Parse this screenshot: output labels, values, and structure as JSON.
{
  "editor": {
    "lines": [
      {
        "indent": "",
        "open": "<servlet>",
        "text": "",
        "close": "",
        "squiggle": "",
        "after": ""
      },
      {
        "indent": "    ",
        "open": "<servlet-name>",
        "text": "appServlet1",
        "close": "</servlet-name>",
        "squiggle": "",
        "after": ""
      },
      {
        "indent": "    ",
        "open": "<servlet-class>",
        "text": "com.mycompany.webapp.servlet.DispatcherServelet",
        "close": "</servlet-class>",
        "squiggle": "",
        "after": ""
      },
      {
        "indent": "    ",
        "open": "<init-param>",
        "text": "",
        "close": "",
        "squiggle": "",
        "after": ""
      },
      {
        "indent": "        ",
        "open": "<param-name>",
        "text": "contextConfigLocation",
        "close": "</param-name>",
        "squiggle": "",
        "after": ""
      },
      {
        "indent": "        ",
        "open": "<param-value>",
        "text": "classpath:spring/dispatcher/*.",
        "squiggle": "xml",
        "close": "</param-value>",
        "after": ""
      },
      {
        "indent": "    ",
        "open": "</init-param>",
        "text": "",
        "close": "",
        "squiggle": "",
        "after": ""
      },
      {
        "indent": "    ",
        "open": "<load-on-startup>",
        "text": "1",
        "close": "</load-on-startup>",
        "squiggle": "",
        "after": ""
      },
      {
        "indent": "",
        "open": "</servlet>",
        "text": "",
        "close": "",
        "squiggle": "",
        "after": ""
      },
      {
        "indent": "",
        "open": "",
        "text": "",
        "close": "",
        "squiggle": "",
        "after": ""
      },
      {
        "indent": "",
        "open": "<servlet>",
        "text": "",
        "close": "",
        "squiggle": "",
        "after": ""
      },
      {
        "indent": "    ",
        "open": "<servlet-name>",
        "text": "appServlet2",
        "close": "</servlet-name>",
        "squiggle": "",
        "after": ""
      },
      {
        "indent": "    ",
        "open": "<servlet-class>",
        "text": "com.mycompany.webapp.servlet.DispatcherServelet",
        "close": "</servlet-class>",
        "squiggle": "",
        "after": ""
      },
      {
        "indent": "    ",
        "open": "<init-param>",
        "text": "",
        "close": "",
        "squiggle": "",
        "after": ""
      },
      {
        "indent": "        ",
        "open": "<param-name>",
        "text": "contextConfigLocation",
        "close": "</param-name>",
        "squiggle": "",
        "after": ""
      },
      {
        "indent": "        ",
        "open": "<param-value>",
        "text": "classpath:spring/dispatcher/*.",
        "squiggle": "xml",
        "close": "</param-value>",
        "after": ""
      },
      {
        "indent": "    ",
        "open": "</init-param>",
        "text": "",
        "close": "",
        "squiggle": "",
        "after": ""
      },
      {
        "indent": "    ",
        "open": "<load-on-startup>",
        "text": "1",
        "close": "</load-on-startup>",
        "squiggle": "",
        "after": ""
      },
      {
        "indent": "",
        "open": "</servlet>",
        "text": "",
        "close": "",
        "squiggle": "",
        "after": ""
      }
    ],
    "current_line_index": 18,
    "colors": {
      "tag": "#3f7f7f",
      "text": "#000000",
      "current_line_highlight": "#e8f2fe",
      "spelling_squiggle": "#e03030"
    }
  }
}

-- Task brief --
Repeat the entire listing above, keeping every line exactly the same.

-- Exercise response --
Parse this screenshot: output labels, values, and structure as JSON.
{
  "editor": {
    "lines": [
      {
        "indent": "",
        "open": "<servlet>",
        "text": "",
        "close": "",
        "squiggle": "",
        "after": ""
      },
      {
        "indent": "    ",
        "open": "<servlet-name>",
        "text": "appServlet1",
        "close": "</servlet-name>",
        "squiggle": "",
        "after": ""
      },
      {
        "indent": "    ",
        "open": "<servlet-class>",
        "text": "com.mycompany.webapp.servlet.DispatcherServelet",
        "close": "</servlet-class>",
        "squiggle": "",
        "after": ""
      },
      {
        "indent": "    ",
        "open": "<init-param>",
        "text": "",
        "close": "",
        "squiggle": "",
        "after": ""
      },
      {
        "indent": "        ",
        "open": "<param-name>",
        "text": "contextConfigLocation",
        "close": "</param-name>",
        "squiggle": "",
        "after": ""
      },
      {
        "indent": "        ",
        "open": "<param-value>",
        "text": "classpath:spring/dispatcher/*.",
        "squiggle": "xml",
        "close": "</param-value>",
        "after": ""
      },
      {
        "indent": "    ",
        "open": "</init-param>",
        "text": "",
        "close": "",
        "squiggle": "",
        "after": ""
      },
      {
        "indent": "    ",
        "open": "<load-on-startup>",
        "text": "1",
        "close": "</load-on-startup>",
        "squiggle": "",
        "after": ""
      },
      {
        "indent": "",
        "open": "</servlet>",
        "text": "",
        "close": "",
        "squiggle": "",
        "after": ""
      },
      {
        "indent": "",
        "open": "",
        "text": "",
        "close": "",
        "squiggle": "",
        "after": ""
      },
      {
        "indent": "",
        "open": "<servlet>",
        "text": "",
        "close": "",
        "squiggle": "",
        "after": ""
      },
      {
        "indent": "    ",
        "open": "<servlet-name>",
        "text": "appServlet2",
        "close": "</servlet-name>",
        "squiggle": "",
        "after": ""
      },
      {
        "indent": "    ",
        "open": "<servlet-class>",
        "text": "com.mycompany.webapp.servlet.DispatcherServelet",
        "close": "</servlet-class>",
        "squiggle": "",
        "after": ""
      },
      {
        "indent": "    ",
        "open": "<init-param>",
        "text": "",
        "close": "",
        "squiggle": "",
        "after": ""
      },
      {
        "indent": "        ",
        "open": "<param-name>",
        "text": "contextConfigLocation",
        "close": "</param-name>",
        "squiggle": "",
        "after": ""
      },
      {
        "indent": "        ",
        "open": "<param-value>",
        "text": "classpath:spring/dispatcher/*.",
        "squiggle": "xml",
        "close": "</param-value>",
        "after": ""
      },
      {
        "indent": "    ",
        "open": "</init-param>",
        "text": "",
        "close": "",
        "squiggle": "",
        "after": ""
      },
      {
        "indent": "    ",
        "open": "<load-on-startup>",
        "text": "1",
        "close": "</load-on-startup>",
        "squiggle": "",
        "after": ""
      },
      {
        "indent": "",
        "open": "</servlet>",
        "text": "",
        "close": "",
        "squiggle": "",
        "after": ""
      }
    ],
    "current_line_index": 18,
    "colors": {
      "tag": "#3f7f7f",
      "text": "#000000",
      "current_line_highlight": "#e8f2fe",
      "spelling_squiggle": "#e03030"
    }
  }
}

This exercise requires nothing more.